“It was a new city. I knew nobody,” she says. “So I met a lot of people, and I had this group of friends. They were international, mostly Europeans. And they played badminton every Tuesday and Thursday. And they invited me, and I always said ‘no.’ But one night it was my friend’s birthday, and it was a badminton night. So my other friends arranged a surprise party after badminton. So, I figured if I’m going to the surprise party after badminton, I might as well just go to badminton, as well.”
‘Maybe I Actually Like The Sport’
Becky went for it. For the first time in her adult life, she played a sport. But it wasn’t love at first swipe.
“My first time playing badminton, I wasn’t impressed. I wasn’t good” she says. “And I would play badminton in, like, my khaki pants and my New Balance sneakers and my cotton T-shirt. I didn’t have any sports clothes. I didn’t have any sports equipment. I hate sweating.

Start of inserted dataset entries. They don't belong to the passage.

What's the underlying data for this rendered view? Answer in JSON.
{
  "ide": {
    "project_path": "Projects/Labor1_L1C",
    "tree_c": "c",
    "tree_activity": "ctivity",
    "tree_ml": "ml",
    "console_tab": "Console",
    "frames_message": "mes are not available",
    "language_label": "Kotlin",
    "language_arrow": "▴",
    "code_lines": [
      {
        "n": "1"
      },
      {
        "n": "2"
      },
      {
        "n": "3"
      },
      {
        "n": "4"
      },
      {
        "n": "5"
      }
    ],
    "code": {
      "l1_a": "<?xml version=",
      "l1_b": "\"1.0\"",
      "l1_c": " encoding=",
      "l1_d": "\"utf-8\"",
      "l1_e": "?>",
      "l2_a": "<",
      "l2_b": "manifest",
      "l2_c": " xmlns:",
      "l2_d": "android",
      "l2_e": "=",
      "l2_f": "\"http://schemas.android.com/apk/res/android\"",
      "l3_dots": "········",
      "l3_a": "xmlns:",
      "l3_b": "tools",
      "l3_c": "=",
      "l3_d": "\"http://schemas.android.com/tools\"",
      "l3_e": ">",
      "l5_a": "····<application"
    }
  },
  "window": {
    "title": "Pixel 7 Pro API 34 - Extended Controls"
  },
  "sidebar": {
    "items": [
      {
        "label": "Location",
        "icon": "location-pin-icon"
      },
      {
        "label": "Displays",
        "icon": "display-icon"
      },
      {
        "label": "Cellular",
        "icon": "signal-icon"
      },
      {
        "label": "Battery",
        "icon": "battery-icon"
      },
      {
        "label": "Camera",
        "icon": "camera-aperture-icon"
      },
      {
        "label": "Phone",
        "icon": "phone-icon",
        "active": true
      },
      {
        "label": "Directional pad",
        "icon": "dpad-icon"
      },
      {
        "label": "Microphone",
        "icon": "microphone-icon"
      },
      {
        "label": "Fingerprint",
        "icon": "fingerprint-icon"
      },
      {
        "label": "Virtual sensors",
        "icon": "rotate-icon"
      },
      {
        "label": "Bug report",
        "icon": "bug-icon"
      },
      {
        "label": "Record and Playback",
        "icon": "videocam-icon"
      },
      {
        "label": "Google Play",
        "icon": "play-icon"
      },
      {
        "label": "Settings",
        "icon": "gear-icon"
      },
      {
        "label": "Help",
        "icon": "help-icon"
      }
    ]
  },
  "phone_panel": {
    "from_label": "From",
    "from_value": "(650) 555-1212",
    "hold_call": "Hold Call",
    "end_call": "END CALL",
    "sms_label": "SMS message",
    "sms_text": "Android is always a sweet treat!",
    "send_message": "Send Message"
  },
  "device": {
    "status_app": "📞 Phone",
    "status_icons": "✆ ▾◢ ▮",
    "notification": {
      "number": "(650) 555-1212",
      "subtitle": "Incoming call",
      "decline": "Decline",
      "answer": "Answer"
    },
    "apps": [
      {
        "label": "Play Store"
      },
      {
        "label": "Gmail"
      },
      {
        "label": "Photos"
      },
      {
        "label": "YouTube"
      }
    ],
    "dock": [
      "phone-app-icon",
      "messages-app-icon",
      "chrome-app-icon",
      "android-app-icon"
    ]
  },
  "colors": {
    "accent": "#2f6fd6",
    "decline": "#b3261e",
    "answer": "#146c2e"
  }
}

“So, I told my friends, ‘So, does this place get hot in the summer?’ And they were, like, ‘Oh, yeah. It gets really hot, and it smells really bad.’ And I was, like, ‘All right, well when summer comes, I’m gonna stop playing badminton. ‘Cause I hate sweating. I hate smelly people.’ And, you know, May, and June, and July, and I kept playing.”
In the thick, breezeless air of an indoor Chinese badminton court, the temperature often hovers in the 90s.
“And I was, like, ‘Why am I still playing badminton?’ Like, I hate being so hot and, like, it did smell really bad, and I was, like, ‘Why am I still playing it?'” Becky remembers. “And I was, like, ‘Do I like badminton? I think I actually like the sport.’ “
So now, it’s China, forever. And badminton, everything.
“I play every day,” she says. “Every day except Fridays. I play about 18 hours a week, I figured it out. So, I play, like, yeah, four hours, three to four hours a night. And I super love it. It is so weird.”
Becky loves it so much that she competes in amateur tournaments. She even hired a coach, a 20-year veteran of the sport named Lin Ze Xiong.
“Xiao Bing’s biggest advantage is she is persistent, earnest and never gives up,” says Lin in Chinese, using Becky’s Chinese name. “These are the most important and irreplaceable qualities that all athletes must have to become a master hand. She is very committed to her goal. A lot of people give up when facing obstacles. But not Xiao Bing.”
The Benefits Of Badminton
And what of Becky’s illness? Competitive badminton is a vigorous sport — Becky sprints about 4 miles during a 90-minute match — but she hasn’t had any episodes of bleeding since picking up the sport 2 1/2 years ago.
“I think badminton has helped me physically a lot,” she says. “I’ve always had a lot of energy. I’ve always been a very energetic person. But now I have, like, crazy amounts of energy. And I don’t know if it’s helped me in terms of my health problems. There’s, kind of, no way to measure that. But it’s definitely helped me in my daily life.”
Becky concedes that her life will be shortened because of her illness. In the meantime…
“Would I play badminton so vigorously if I didn’t have that experience? I don’t know,” she says. “Because, it’s, like, badminton — I love badminton so much, and I just want to improve. And I don’t want to waste my time doing other things. I don’t want to waste my time, like, going out with my friends and going to bars, because I used to do that a lot. But that won’t help badminton.
“And I think being sick and having, you know, this problem has definitely helped me be braver in life, I guess, you know? And just, kind of, go for what I want to go for.”
Last summer, Becky met an American who claimed to be good at badminton. He had played it as a child in his backyard.
“I said, ‘All right, let’s go play,’ ” she recalls. “So, we went to the courts and we went with two Chinese friends. And we’re just hitting the bird back and forth, just warmups. And we hit it for about five, 10 minutes and he was, like, ‘OK, I’m gonna take a break. I’m gonna take a break.’ And he was sweating, and he was out of breath. And I said, ‘Take a break?’ And he was, like, ‘Yeah, you’re right. Badminton’s hard.’ And I was like, ‘Uh, we’re not playing yet. We’re just warming up.’ “